The Jotnar were seen as being in opposition to the gods, though their interactions were complex and not always hostile, sometimes resulting in fraternisation or even marriage between the races. A prime example of this is the actions of Thor: he is often depicted as slaying countless giants for amusement or revenge, and is their sworn enemy, yet he himself is the son of Odin and the giantess Jord, as well as the father of Magni to the giantess Jarnsaxa. This is thought to reflect human understanding of life, specifically how the peace of civilisation and chaos of nature is a balancing act and must be kept in check.

The appearance and characteristics of the Jotnar also vary. Some are described as being monstrous or responsible for ferocious weather and unexplained land formations, associated with dark magic and the menacing forces in the universe. Others seem to have exceptional strength but are no taller than humans, extremely attractive, or connected to fertility and the cyclical workings of the world. In fact, some such as Loki, Skadi or Aegir are counted among those who regularly hold court with the gods. While many tales involve kidnap or violence or magical trickery by Jotnar, the gods are the aggressors just as frequently. Stories such as Odin’s theft of the mead of poetry, Gerd being threatened into marrying Frey, and especially Thor’s murderous exploits are all testament to this. Such perpetual rivalry was said to continue until Ragnarok (Doom of the Gods), when the races would clash for the final time to bring about the destruction of the Nine Worlds.

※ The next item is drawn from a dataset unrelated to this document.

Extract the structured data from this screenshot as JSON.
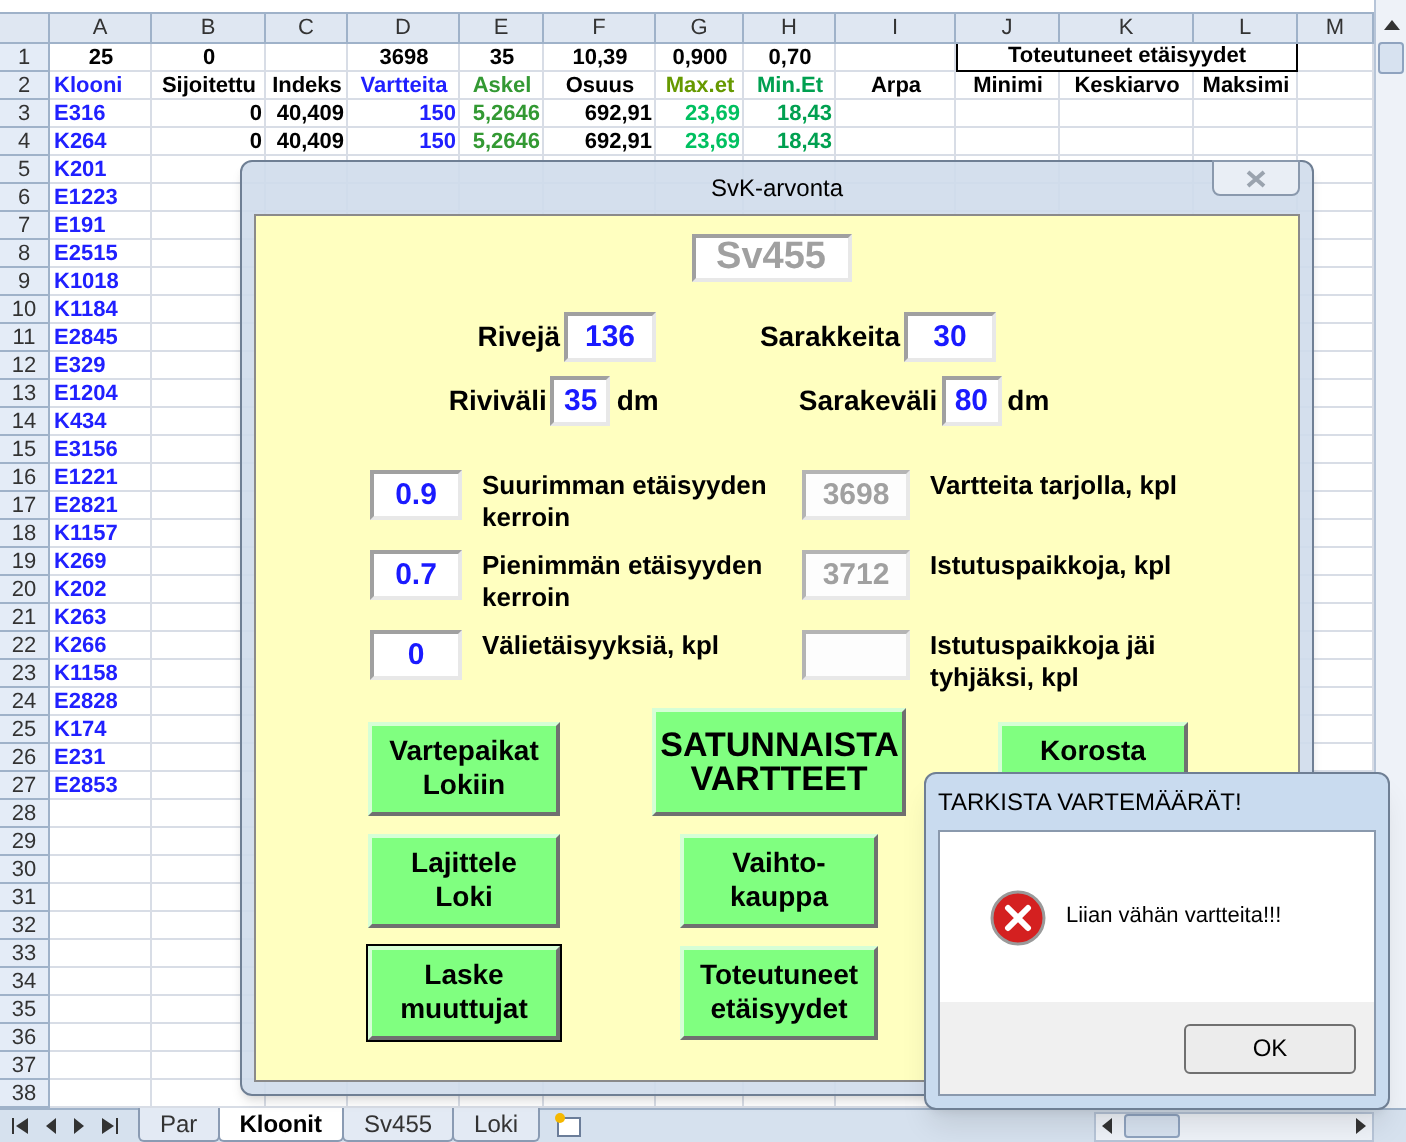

Múspellson is the Old Norse word for “Son of Muspell” (essentially a Fire Giant), Múspellsynir is plural. The lore of the Germanic religions heavily featured giants (Eutens – Anglo-Saxon, Etunaz – Proto Germanic, Jötnar – Old Norse), and they were generally seen as personifications of strong natural forces, though separate from the gods. Of the various races, the Múspellsynir are one of the least attested. While several tales in the Eddas and other historical Norse sources involve Jötnar or Hrímþursar (Frost Giants), only a single figure is identified as a Múspellson. The role of the Fire Giants is very specific in Norse mythology: they are the destroyers of the universe at Ragnarök (Doom of the Gods). However, to understand them, one must understand where they come from.

In the Old Norse cosmology of Nine Worlds, the Fire Giants were believed to dwell in Múspellsheimr (Home of Primordial Flame) – or simply Múspell – one of the eldest realms. It was said to be a volcanic world far to the South, whose fires extended in ancient times and mixed with the ice of northern Niflheimr (Home of Mist) to create water, and thus all life. The name Múspell itself is derived from the Old High German term Mūspilli which appears in a 9th-century poem by the same title, describing the end of the world. The word Mūdspelli in Anglo-Saxon also denotes a similar thing, and is found in the poem Heliand. Immediately, parallels can be drawn between the domain of the Múspellsynir and their contribution to the Norse equivalent, Ragnarök.

Unfortunately, few details are given about the Fire Giants’ appearance or culture. As their primary function in mythology is to wreak destruction upon the Nine Worlds by engulfing them in fire, it could be assumed that they are a fierce warrior race. Their leader is Surtr (Surt) whose name means the “Black” or “Swarthy One”, and may allude to charred or leathery skin. In addition, he is considered the personification of volcanic activity, something that would have been historically important to the people of Iceland. The Prose Edda also mentions that during the final battles of Ragnarök, the weapons and armour of the Múspellsynir shine brilliantly, and Surtr’s own flaming sword is described as being “brighter than the sun”. However, other than Surtr, there are none who can be irrefutably distinguished as an Múspellson, though a few bear their traits. For example, some texts list the giantess Sinmara as his consort, while one tale involving an eating contest between Loki and the giant Logi suggests the latter is an embodiment of fire. The Múspellsynir were nevertheless pivotal to Old Norse religion, and remain an interesting aspect of it.